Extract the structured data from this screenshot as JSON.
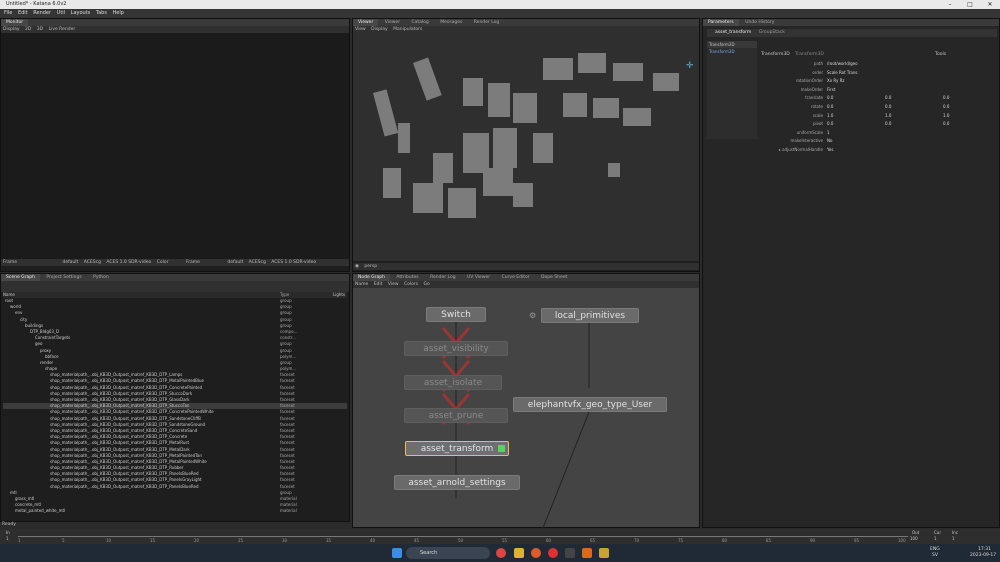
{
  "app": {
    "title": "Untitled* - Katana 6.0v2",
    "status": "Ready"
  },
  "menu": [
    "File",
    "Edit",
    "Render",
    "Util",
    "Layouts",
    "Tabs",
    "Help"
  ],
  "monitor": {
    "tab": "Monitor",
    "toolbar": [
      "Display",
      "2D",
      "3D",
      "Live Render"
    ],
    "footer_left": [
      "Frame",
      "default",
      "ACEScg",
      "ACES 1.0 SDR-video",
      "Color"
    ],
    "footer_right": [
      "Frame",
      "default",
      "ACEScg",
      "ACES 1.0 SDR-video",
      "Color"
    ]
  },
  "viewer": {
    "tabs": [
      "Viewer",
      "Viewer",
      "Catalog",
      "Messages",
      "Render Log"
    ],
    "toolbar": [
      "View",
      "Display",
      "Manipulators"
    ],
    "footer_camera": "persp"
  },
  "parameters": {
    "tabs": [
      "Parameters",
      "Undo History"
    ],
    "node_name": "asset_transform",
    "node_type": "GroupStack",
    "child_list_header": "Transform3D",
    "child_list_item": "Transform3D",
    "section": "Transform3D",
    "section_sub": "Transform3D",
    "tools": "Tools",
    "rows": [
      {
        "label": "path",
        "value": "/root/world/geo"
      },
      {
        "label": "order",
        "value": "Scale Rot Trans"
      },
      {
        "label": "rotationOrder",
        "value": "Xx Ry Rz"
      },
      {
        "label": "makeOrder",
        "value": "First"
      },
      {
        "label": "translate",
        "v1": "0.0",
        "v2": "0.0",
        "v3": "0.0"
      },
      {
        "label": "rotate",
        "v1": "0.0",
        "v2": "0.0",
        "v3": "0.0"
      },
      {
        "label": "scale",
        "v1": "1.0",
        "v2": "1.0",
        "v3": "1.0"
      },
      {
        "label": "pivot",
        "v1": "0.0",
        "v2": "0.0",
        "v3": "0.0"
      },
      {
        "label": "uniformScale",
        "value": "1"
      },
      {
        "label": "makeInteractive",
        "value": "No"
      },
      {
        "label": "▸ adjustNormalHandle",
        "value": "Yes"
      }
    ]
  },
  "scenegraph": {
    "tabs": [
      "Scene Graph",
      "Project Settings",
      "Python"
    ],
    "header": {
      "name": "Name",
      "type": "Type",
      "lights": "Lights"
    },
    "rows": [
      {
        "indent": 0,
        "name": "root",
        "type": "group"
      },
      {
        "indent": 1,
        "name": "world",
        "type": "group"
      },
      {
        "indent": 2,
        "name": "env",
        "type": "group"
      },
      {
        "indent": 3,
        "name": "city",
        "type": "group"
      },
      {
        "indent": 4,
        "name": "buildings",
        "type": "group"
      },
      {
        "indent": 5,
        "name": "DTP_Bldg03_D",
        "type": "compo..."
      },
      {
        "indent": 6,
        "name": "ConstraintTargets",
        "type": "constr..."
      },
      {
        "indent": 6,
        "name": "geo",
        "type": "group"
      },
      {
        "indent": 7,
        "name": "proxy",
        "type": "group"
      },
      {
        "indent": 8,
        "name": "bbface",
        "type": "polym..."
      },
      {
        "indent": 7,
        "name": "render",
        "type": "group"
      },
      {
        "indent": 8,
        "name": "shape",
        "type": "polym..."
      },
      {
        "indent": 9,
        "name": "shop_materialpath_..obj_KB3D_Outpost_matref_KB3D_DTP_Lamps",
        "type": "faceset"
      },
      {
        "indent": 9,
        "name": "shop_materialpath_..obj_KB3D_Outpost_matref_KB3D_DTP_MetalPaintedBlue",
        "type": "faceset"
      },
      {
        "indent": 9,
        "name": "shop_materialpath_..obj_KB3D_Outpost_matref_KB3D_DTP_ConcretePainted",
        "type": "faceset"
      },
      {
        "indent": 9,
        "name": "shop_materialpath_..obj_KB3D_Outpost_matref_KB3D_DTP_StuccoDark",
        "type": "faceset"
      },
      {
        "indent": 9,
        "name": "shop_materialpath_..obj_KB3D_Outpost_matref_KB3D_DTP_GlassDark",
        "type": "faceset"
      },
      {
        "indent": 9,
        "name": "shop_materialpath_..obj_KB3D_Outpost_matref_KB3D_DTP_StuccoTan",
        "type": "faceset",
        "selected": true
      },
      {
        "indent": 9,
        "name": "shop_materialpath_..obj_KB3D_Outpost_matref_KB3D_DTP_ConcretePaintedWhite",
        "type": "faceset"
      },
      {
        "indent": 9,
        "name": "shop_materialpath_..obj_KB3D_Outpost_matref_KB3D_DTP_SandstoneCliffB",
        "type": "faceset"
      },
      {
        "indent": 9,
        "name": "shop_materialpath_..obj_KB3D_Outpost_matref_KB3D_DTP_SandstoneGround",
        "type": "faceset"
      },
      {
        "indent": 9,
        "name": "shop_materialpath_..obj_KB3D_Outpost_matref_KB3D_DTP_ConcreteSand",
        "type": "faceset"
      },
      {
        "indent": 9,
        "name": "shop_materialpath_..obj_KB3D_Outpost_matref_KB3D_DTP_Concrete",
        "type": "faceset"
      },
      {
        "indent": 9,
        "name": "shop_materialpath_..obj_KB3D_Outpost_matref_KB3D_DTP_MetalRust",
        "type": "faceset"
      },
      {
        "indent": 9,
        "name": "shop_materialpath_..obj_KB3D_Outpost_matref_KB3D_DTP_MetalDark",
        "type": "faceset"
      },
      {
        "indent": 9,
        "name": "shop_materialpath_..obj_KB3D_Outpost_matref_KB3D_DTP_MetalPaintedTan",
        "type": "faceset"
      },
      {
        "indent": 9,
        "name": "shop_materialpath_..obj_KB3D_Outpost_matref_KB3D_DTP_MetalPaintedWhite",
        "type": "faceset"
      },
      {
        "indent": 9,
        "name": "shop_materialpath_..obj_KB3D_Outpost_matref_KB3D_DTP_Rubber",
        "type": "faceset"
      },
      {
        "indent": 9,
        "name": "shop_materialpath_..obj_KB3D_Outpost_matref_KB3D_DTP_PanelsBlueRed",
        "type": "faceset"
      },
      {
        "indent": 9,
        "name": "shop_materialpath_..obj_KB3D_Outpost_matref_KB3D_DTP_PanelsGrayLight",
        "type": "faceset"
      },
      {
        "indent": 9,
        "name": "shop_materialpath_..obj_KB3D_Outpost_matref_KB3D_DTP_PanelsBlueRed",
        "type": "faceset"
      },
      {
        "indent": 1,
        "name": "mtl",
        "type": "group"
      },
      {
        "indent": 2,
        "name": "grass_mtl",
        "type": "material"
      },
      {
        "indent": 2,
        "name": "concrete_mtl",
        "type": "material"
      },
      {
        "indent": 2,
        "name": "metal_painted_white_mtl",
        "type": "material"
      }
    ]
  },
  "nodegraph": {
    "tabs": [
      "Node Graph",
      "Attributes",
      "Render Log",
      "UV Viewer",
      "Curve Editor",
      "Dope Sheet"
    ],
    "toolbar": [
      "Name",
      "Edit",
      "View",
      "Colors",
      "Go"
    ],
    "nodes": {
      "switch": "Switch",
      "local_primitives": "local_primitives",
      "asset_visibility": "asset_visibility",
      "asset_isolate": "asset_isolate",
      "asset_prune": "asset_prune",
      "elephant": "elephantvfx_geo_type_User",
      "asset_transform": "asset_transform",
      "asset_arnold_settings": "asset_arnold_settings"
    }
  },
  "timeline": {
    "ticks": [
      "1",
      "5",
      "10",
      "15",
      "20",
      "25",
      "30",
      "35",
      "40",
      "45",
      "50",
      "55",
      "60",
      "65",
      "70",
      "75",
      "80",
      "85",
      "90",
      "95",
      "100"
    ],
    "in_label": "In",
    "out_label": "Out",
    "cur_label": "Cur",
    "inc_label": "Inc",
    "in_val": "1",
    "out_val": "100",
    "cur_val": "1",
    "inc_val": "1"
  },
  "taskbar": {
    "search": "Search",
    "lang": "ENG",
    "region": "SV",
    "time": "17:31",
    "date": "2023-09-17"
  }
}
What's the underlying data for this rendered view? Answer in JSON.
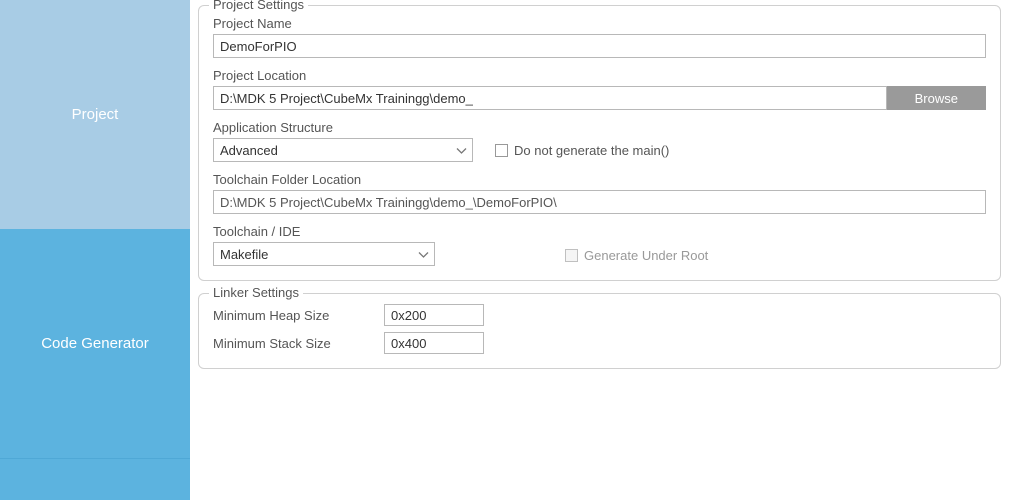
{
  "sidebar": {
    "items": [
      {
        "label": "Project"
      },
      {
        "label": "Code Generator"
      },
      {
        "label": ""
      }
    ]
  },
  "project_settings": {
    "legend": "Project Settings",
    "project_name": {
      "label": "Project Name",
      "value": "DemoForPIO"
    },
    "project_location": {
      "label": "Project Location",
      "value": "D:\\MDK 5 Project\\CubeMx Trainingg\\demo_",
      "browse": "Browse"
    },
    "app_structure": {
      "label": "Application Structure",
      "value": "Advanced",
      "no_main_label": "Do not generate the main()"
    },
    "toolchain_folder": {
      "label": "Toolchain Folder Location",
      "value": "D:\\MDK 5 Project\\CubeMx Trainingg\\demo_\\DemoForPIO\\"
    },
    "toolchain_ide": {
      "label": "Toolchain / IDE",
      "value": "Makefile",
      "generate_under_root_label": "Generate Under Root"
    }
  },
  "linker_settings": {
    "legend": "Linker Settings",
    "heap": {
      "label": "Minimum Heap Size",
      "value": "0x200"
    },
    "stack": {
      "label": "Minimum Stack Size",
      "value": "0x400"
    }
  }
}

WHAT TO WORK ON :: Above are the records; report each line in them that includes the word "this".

RESPONSE ::
Extract the structured data from this screenshot as JSON.
What's the underlying data for this rendered view? Answer in JSON.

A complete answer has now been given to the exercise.